By John McGarrity
LONDON, May 1 Britain's largest miner UK Coal
said on Wednesday it was in talks with creditors to fend off a
collapse that would cost up to 2,000 jobs and force power
stations to scramble to cover their fuel needs.
Heading a domestic coal sector that already looks under
threat, the miner warned in February that a fire that closed its
largest mine, Daw Mill, could harm the viability of the whole
company unless it got outside help from government or creditors.
"We remain positive that we have an underlying profitable
business," UK Coal, part owned by Coalfield Resources,
said in a statement after the Financial Times reported it had
proposed a voluntary liquidation and the handing over of its
remaining mines to a new company.
"I hope we are close to securing a way forward for our
remaining mines. There will undoubtedly be some difficult
decisions as we have had to look at all possible options," chief
executive Kevin McCullough added.
A source with one utility said the company had avoided a
debt default and closure of its operations last December after
completing a major debt restructuring with shareholders and
renegotiating terms with power generators.
The Financial Times story said creditors including power
companies EDF, Drax Group, SSE and E.ON
were being offered 32 pence for every pound of debt,
with the generators having prepaid for coal supplies.
But UK Coal declined to confirm it had made any kind of firm
offer to creditors and Drax - which operates Western Europe's
largest single power station in northern England - said later
that it did not have balance sheet exposure to UK Coal.
Analysts said that if any of UK Coal's mines were to close,
utilities would have to buy more of the fuel from overseas.
"UK Coal is a key supplier and therefore its proposed
voluntary liquidation is a concern," Liberum Capital said in a
British miners have been hit hard by falling international
prices, competition from U.S, Colombian and Russian imports, and
rising costs for equipment and fuel. Scottish Coal went into
liquidation with the loss of almost 600 jobs earlier this month.
Another major producer, Hargreaves, has secured a 42 million
pound cash injection from shareholders to buy mines from rivals
and develop new sites.
But Britain is likely to burn less coal this year as old
power plants are brought offline under EU environmental
regulations and producers, utilities and unions have called for
a government 'coal strategy' to reboot the industry.
"Britain's coal industry has long been far too fragmented,
but it may be difficult for some of these mines, especially the

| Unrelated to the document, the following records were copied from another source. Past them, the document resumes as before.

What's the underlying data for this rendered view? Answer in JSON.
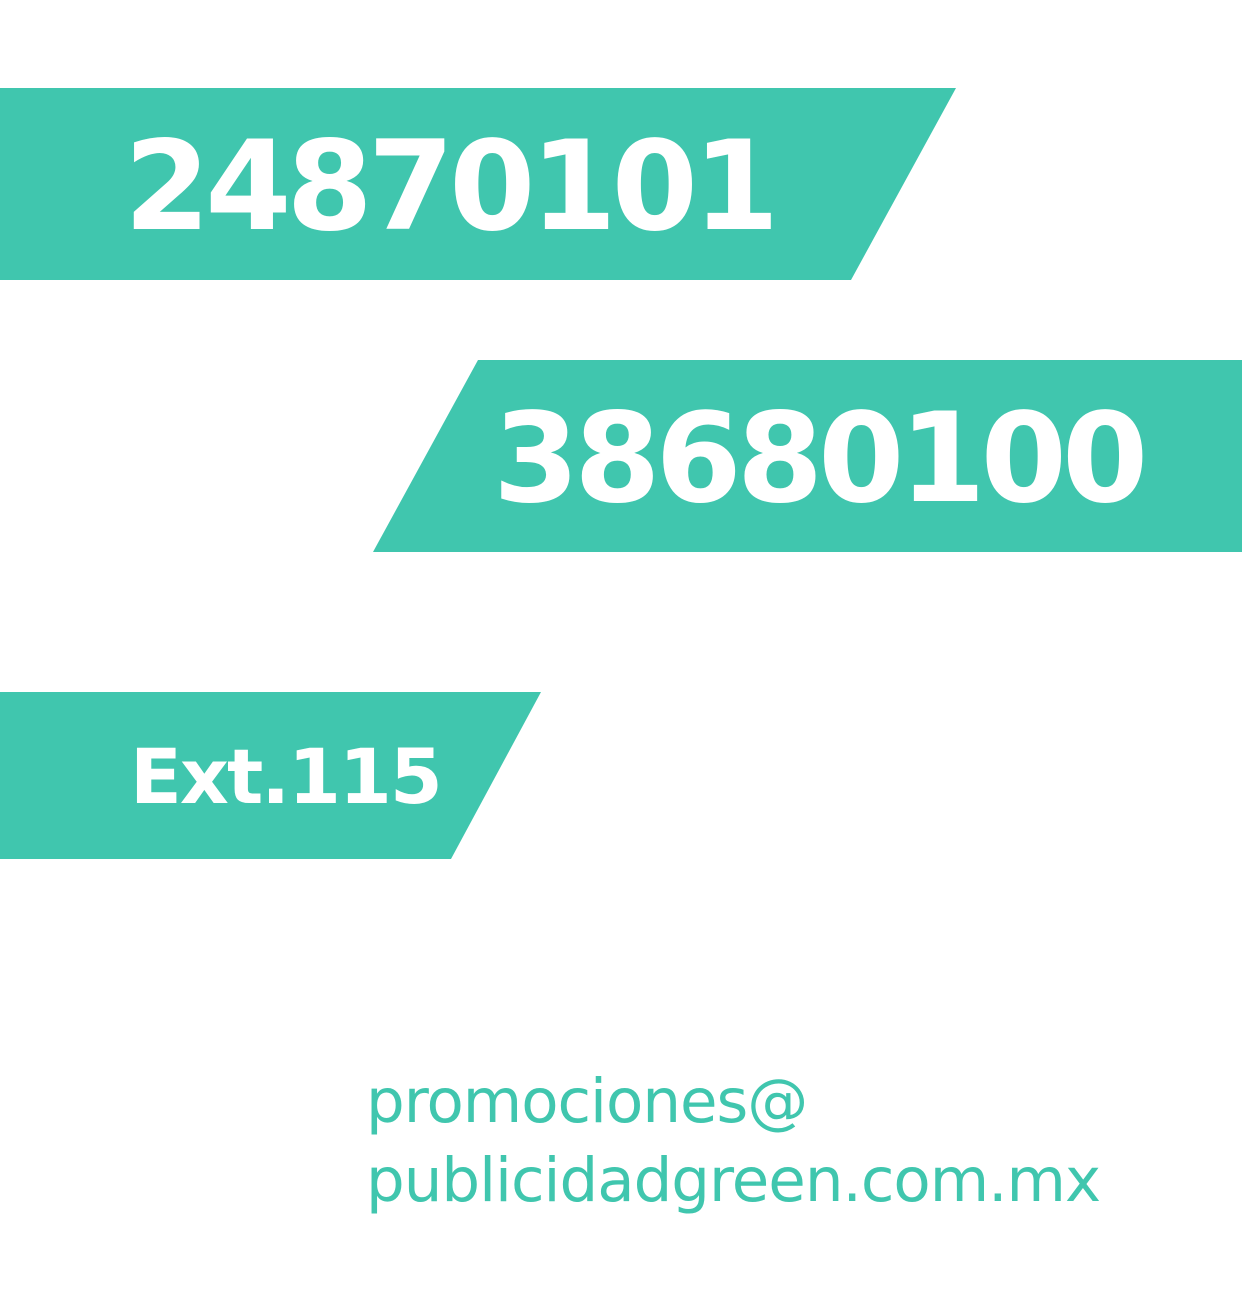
{
  "colors": {
    "accent": "#40C6AE",
    "banner_text": "#FFFFFF",
    "background": "#FFFFFF"
  },
  "phones": {
    "primary": "24870101",
    "secondary": "38680100",
    "extension": "Ext.115"
  },
  "email": {
    "line1": "promociones@",
    "line2": "publicidadgreen.com.mx"
  }
}
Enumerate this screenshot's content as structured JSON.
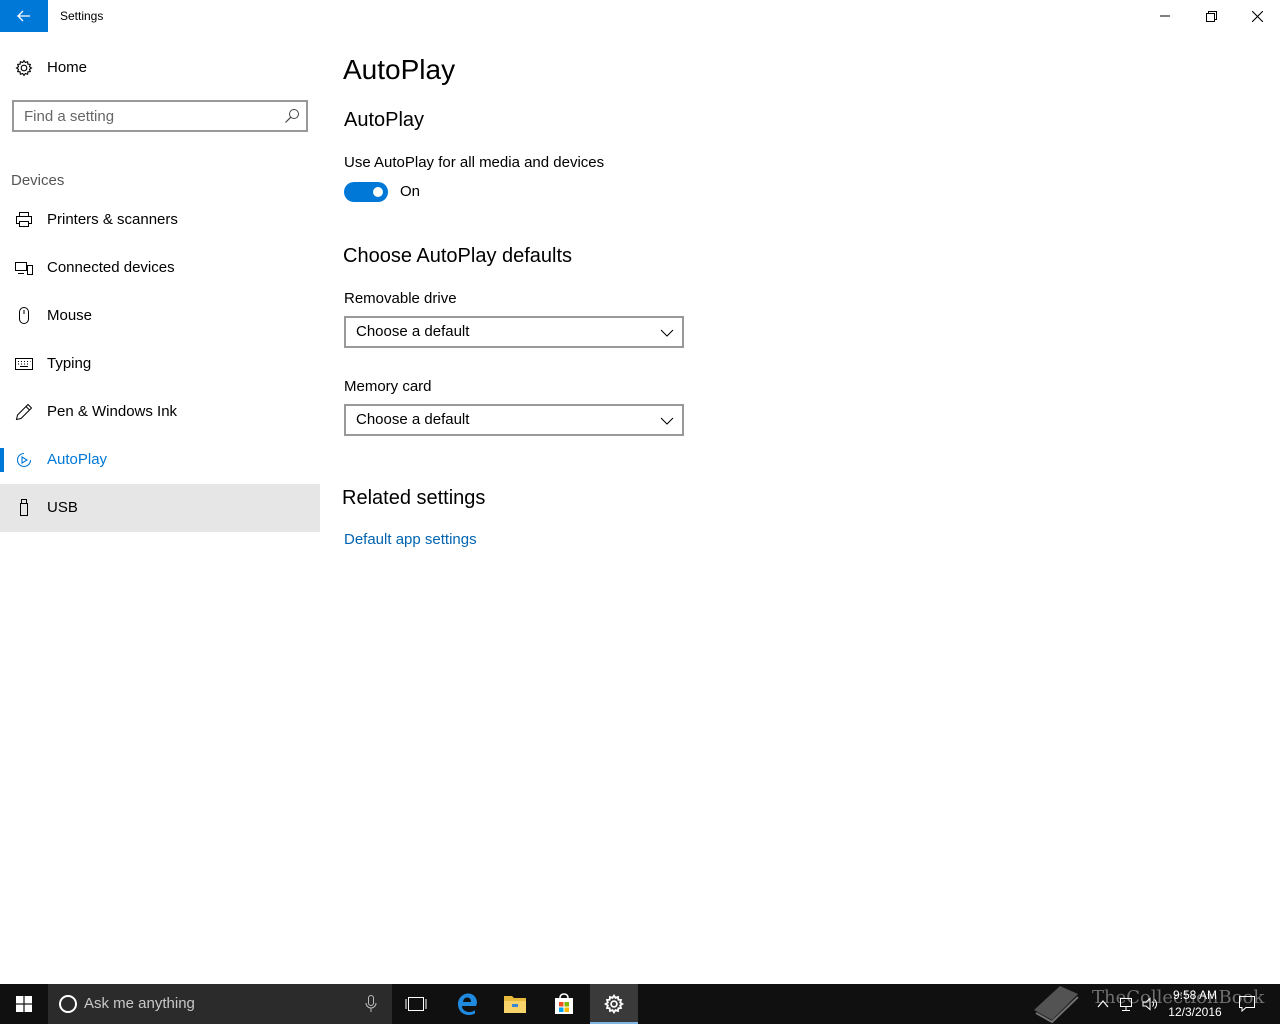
{
  "window": {
    "title": "Settings"
  },
  "sidebar": {
    "home_label": "Home",
    "search_placeholder": "Find a setting",
    "section_label": "Devices",
    "items": [
      {
        "label": "Printers & scanners",
        "icon": "printer-icon"
      },
      {
        "label": "Connected devices",
        "icon": "connected-devices-icon"
      },
      {
        "label": "Mouse",
        "icon": "mouse-icon"
      },
      {
        "label": "Typing",
        "icon": "keyboard-icon"
      },
      {
        "label": "Pen & Windows Ink",
        "icon": "pen-icon"
      },
      {
        "label": "AutoPlay",
        "icon": "autoplay-icon",
        "selected": true
      },
      {
        "label": "USB",
        "icon": "usb-icon",
        "hover": true
      }
    ]
  },
  "main": {
    "page_title": "AutoPlay",
    "autoplay_section": {
      "heading": "AutoPlay",
      "toggle_label": "Use AutoPlay for all media and devices",
      "toggle_state": "On",
      "toggle_on": true
    },
    "defaults_section": {
      "heading": "Choose AutoPlay defaults",
      "removable_drive_label": "Removable drive",
      "removable_drive_value": "Choose a default",
      "memory_card_label": "Memory card",
      "memory_card_value": "Choose a default"
    },
    "related_section": {
      "heading": "Related settings",
      "link": "Default app settings"
    }
  },
  "taskbar": {
    "search_placeholder": "Ask me anything",
    "time": "9:58 AM",
    "date": "12/3/2016",
    "watermark": "TheCollectionBook"
  },
  "colors": {
    "accent": "#0078d7",
    "link": "#0063b1",
    "taskbar": "#101010"
  }
}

deep shaft ones, to find a buyer," one former industry lobbyist
told Reuters, asking not to be name.
"The key to UK Coal's survival will be how much it gets in
an insurance payout for the Daw Mill fire."